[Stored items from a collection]
**********
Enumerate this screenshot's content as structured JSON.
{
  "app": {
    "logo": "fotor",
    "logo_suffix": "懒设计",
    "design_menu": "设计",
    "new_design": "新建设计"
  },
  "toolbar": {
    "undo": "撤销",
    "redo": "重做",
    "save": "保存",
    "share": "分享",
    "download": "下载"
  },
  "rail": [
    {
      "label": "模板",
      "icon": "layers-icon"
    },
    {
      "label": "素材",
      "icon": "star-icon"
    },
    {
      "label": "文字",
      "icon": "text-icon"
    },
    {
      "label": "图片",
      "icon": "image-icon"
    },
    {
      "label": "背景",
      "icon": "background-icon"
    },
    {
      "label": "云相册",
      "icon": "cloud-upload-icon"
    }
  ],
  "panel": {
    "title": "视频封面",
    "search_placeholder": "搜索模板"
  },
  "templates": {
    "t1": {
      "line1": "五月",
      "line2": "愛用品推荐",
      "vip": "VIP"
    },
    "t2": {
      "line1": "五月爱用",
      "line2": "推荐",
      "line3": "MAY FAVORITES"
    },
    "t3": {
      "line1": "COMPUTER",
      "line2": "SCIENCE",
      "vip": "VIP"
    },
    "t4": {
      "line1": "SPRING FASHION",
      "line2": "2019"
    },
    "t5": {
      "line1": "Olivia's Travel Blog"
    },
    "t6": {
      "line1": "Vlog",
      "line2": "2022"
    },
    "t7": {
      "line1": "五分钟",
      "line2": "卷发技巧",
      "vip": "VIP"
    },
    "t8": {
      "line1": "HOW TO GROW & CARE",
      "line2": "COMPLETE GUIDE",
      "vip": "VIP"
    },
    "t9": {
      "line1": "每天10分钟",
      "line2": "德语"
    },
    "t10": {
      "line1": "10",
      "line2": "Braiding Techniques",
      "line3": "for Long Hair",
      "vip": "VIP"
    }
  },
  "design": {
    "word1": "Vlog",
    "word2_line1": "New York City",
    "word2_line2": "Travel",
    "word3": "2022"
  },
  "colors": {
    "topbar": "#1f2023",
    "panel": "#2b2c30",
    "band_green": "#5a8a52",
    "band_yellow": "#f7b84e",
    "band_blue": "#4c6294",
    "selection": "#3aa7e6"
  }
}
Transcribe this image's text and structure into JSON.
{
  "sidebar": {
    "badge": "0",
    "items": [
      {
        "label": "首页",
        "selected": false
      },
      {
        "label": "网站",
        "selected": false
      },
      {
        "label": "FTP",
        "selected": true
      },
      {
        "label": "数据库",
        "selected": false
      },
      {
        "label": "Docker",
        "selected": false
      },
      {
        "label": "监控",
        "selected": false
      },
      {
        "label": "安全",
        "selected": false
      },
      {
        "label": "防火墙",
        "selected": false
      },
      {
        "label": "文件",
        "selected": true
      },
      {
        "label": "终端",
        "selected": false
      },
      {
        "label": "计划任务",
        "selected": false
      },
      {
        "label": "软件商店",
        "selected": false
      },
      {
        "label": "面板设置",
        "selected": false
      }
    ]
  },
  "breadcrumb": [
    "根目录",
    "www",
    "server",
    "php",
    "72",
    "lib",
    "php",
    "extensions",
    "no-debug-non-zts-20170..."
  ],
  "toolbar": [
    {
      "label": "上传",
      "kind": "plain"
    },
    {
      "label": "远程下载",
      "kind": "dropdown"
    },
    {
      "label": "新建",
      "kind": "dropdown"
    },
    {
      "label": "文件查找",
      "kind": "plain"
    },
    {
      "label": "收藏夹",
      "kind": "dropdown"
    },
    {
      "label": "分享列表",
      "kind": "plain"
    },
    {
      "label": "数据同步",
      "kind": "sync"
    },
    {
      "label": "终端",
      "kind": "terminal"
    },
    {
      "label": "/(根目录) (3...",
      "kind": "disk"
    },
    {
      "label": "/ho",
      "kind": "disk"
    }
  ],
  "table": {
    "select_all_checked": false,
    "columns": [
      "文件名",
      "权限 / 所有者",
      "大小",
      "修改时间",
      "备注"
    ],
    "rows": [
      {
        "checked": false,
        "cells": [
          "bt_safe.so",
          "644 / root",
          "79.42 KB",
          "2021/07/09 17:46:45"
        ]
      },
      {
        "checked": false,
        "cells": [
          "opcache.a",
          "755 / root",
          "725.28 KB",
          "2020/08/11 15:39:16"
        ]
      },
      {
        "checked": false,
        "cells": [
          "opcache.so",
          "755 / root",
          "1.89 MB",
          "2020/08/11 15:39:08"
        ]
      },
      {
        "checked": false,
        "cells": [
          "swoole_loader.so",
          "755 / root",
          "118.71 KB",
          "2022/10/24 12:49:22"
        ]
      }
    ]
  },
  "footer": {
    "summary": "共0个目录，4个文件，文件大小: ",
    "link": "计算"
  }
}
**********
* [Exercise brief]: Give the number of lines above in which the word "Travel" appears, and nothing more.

* [Answer to this task]: 2